(Records excerpted from a collection)

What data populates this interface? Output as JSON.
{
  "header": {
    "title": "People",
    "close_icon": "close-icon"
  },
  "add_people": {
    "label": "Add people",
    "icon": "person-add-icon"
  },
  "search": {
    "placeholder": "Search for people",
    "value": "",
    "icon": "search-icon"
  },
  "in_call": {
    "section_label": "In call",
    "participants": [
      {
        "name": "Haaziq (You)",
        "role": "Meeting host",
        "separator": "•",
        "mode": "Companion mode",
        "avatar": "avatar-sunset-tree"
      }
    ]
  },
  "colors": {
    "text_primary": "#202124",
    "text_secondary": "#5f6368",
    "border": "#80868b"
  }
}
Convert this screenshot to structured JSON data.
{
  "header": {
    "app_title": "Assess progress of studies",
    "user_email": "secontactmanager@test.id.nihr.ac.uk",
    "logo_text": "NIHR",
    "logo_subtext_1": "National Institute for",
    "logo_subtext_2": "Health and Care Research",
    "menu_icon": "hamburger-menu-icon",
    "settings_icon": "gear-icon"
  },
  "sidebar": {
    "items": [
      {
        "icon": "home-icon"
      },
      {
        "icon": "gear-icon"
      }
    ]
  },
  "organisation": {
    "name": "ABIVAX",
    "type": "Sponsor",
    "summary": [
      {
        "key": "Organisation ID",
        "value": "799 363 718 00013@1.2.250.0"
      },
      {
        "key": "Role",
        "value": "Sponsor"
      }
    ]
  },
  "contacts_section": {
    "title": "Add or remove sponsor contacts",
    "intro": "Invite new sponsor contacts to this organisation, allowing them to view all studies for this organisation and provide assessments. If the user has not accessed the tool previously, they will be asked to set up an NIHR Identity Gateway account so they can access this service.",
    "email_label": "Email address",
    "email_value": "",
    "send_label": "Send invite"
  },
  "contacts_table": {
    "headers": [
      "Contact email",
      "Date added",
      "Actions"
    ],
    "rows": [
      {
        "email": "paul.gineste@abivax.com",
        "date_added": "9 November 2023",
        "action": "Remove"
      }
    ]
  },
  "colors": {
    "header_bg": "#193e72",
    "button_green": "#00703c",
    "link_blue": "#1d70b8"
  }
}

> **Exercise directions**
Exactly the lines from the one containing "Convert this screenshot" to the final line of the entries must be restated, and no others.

> **Finished task**
Convert this screenshot to structured JSON data.
{
  "header": {
    "app_title": "Assess progress of studies",
    "user_email": "secontactmanager@test.id.nihr.ac.uk",
    "logo_text": "NIHR",
    "logo_subtext_1": "National Institute for",
    "logo_subtext_2": "Health and Care Research",
    "menu_icon": "hamburger-menu-icon",
    "settings_icon": "gear-icon"
  },
  "sidebar": {
    "items": [
      {
        "icon": "home-icon"
      },
      {
        "icon": "gear-icon"
      }
    ]
  },
  "organisation": {
    "name": "ABIVAX",
    "type": "Sponsor",
    "summary": [
      {
        "key": "Organisation ID",
        "value": "799 363 718 00013@1.2.250.0"
      },
      {
        "key": "Role",
        "value": "Sponsor"
      }
    ]
  },
  "contacts_section": {
    "title": "Add or remove sponsor contacts",
    "intro": "Invite new sponsor contacts to this organisation, allowing them to view all studies for this organisation and provide assessments. If the user has not accessed the tool previously, they will be asked to set up an NIHR Identity Gateway account so they can access this service.",
    "email_label": "Email address",
    "email_value": "",
    "send_label": "Send invite"
  },
  "contacts_table": {
    "headers": [
      "Contact email",
      "Date added",
      "Actions"
    ],
    "rows": [
      {
        "email": "paul.gineste@abivax.com",
        "date_added": "9 November 2023",
        "action": "Remove"
      }
    ]
  },
  "colors": {
    "header_bg": "#193e72",
    "button_green": "#00703c",
    "link_blue": "#1d70b8"
  }
}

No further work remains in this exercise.